Wednesday, 17 April 2013
Dervla Murphy, Cameroon With Egbert
Cameroon With Egbert must be among my favourite Dervla Murphy books. Despite my oft-repeated preference for her later, more politicised titles, I really enjoyed the story of Murphies' African adventure.
For clarity's sake, let me quickly explain that the plural in the previous sentence is due to the author being accompanied by Rachel, her daughter (this time - eighteen) and the mysterious Egbert completing the roll call of the little team is their pack horse, acquired on the way.
'Adventure' is surely the keyword for anyone approaching Cameroon With Egbert. The Murphies' journey was quite full of various little (or not so little) dramas. Malaria. Getting arrested. Indecent proposals made at gunpoint. That is only the beginning of a long list of 'situations' that Misses Murphy managed to get themselves into. What a contrast to 'civilised' travel, when immaculate travellers swank smoothly between one four star hotel and the next, sampling local cuisine in the best-reputed restaurants and meeting local, suitably Westernised, aristocracy! To tell you the truth, I much prefer rough and tough style of the Murphy clan. At least the idea of adventure retains some authenticity...

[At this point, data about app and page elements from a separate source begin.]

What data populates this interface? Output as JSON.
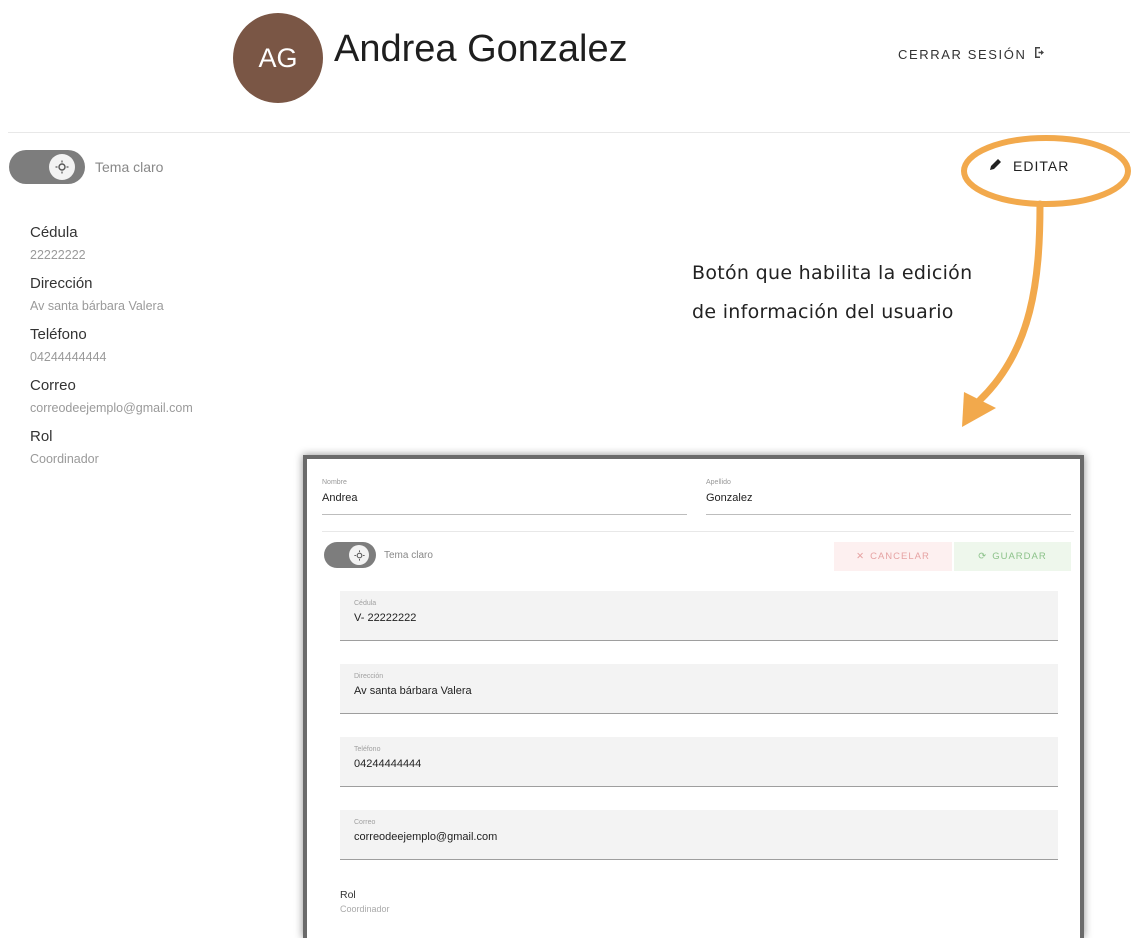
{
  "header": {
    "avatar_initials": "AG",
    "user_name": "Andrea Gonzalez",
    "logout_label": "CERRAR SESIÓN",
    "logout_icon": "logout-icon",
    "avatar_color": "#7a5645"
  },
  "theme_toggle": {
    "label": "Tema claro",
    "icon": "sun-icon"
  },
  "edit_button": {
    "label": "EDITAR",
    "icon": "pencil-icon"
  },
  "profile": {
    "items": [
      {
        "label": "Cédula",
        "value": "22222222"
      },
      {
        "label": "Dirección",
        "value": "Av santa bárbara Valera"
      },
      {
        "label": "Teléfono",
        "value": "04244444444"
      },
      {
        "label": "Correo",
        "value": "correodeejemplo@gmail.com"
      },
      {
        "label": "Rol",
        "value": "Coordinador"
      }
    ]
  },
  "annotation": {
    "line1": "Botón que habilita la edición",
    "line2": "de información del usuario",
    "color": "#f2a94c"
  },
  "edit_form": {
    "first_name": {
      "label": "Nombre",
      "value": "Andrea"
    },
    "last_name": {
      "label": "Apellido",
      "value": "Gonzalez"
    },
    "theme_label": "Tema claro",
    "cancel_label": "CANCELAR",
    "save_label": "GUARDAR",
    "fields": [
      {
        "label": "Cédula",
        "value": "V- 22222222"
      },
      {
        "label": "Dirección",
        "value": "Av santa bárbara Valera"
      },
      {
        "label": "Teléfono",
        "value": "04244444444"
      },
      {
        "label": "Correo",
        "value": "correodeejemplo@gmail.com"
      }
    ],
    "rol_label": "Rol",
    "rol_value": "Coordinador"
  }
}
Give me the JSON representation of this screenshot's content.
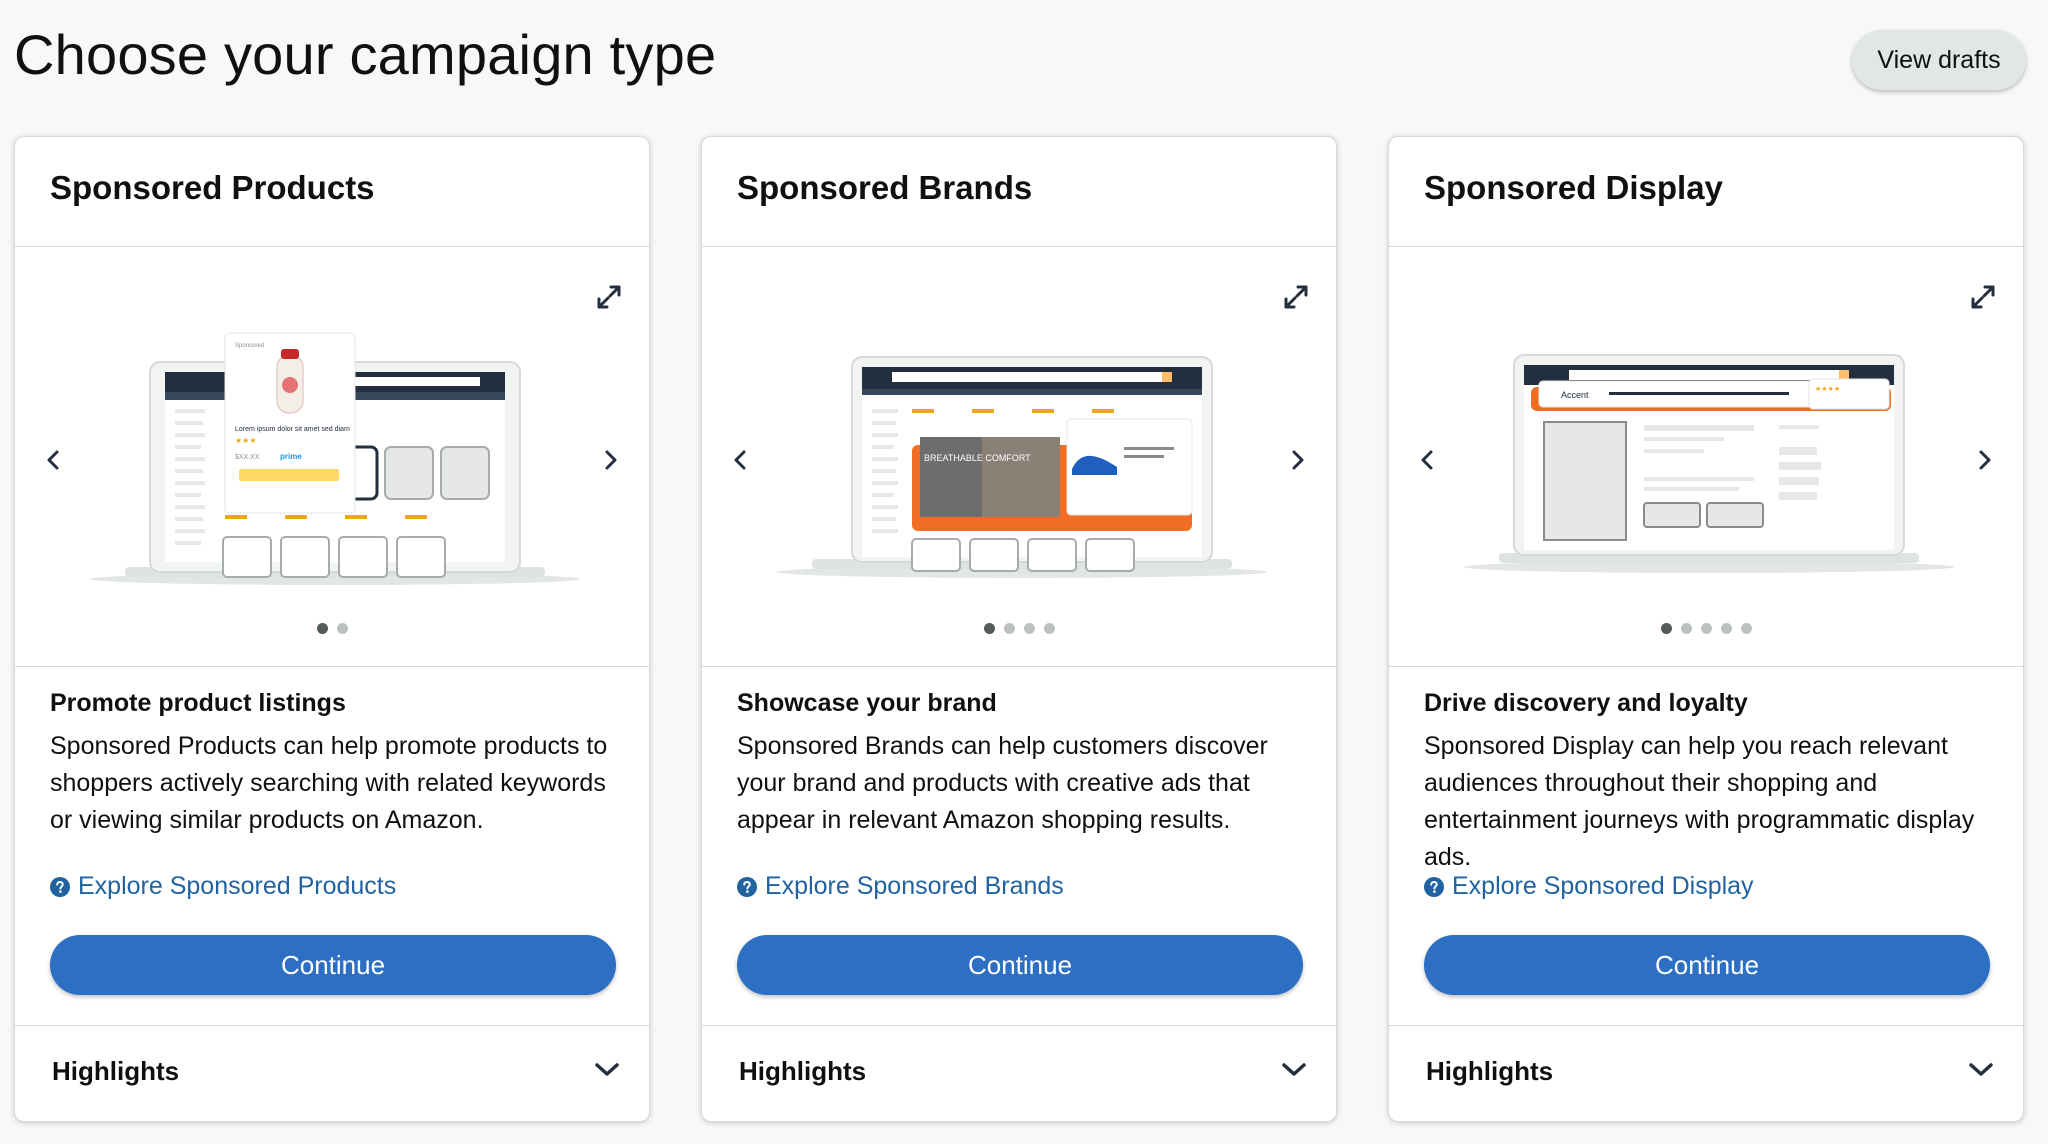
{
  "page": {
    "title": "Choose your campaign type",
    "view_drafts_label": "View drafts"
  },
  "cards": [
    {
      "title": "Sponsored Products",
      "subtitle": "Promote product listings",
      "description": "Sponsored Products can help promote products to shoppers actively searching with related keywords or viewing similar products on Amazon.",
      "explore_label": "Explore Sponsored Products",
      "continue_label": "Continue",
      "highlights_label": "Highlights",
      "slide_count": 2,
      "active_slide": 1,
      "illustration": {
        "popup_sponsored": "Sponsored",
        "popup_text": "Lorem ipsum dolor sit amet sed diam",
        "popup_price": "$XX.XX",
        "popup_prime": "prime"
      }
    },
    {
      "title": "Sponsored Brands",
      "subtitle": "Showcase your brand",
      "description": "Sponsored Brands can help customers discover your brand and products with creative ads that appear in relevant Amazon shopping results.",
      "explore_label": "Explore Sponsored Brands",
      "continue_label": "Continue",
      "highlights_label": "Highlights",
      "slide_count": 4,
      "active_slide": 1,
      "illustration": {
        "banner_text": "BREATHABLE COMFORT"
      }
    },
    {
      "title": "Sponsored Display",
      "subtitle": "Drive discovery and loyalty",
      "description": "Sponsored Display can help you reach relevant audiences throughout their shopping and entertainment journeys with programmatic display ads.",
      "explore_label": "Explore Sponsored Display",
      "continue_label": "Continue",
      "highlights_label": "Highlights",
      "slide_count": 5,
      "active_slide": 1,
      "illustration": {
        "brand_name": "Accent"
      }
    }
  ],
  "colors": {
    "link": "#2162a1",
    "primary_button": "#2c6fc3",
    "accent_orange": "#f06d23",
    "amazon_dark": "#232f3e"
  }
}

On pages of the book, Cameroon appears a vibrant and friendly country, but no country described by Dervla Murphy ever appears otherwise. I wonder, is it the case of the beauty in the eye of the beholder? Please do not misunderstand me - I'm not trying to accuse Cameroon of unloveliness. I'm just under the impression that some writers, like some photographers, are able to beautify the object of their work, no matter what it looks like to ordinary mortals. Would I see Cameroon as Dervla saw it? I doubt it. I'm a much gloomier, more cynical person (and this remark should persuade you that I'm not bemoaning any faults of Cameroon, but rather inadequacy of my own sight).
The book contains an unexpected bonus. In 1986, volcanic lake Nyos exploded with toxic gas (mainly carbon dioxide), killing almost two thousand people and countless animals. Dervla and Rachel's wanderings took them to the site of the tragedy eight months after the event. Before (unwittingly) getting in trouble with local authorities, they managed to witness the obliterated villages and the lake itself. The account of the spooky atmosphere around the tragedy-stricken area is powerful and Dervla's encounters with the survivors are truly heartbreaking. Disasters are far more shattering when seen up close rather than through the safe (but sterile) medium of statistics and press reports.
I'm still wondering if there is another travel writer quite as unique as Dervla Murphy. I'm quite certain that never, in no genre, have I stumbled across an author with integrity as tremendous as hers. One cannot suppress a sad sigh... Is it just me, or the world is really much poorer with so few people of her kind around?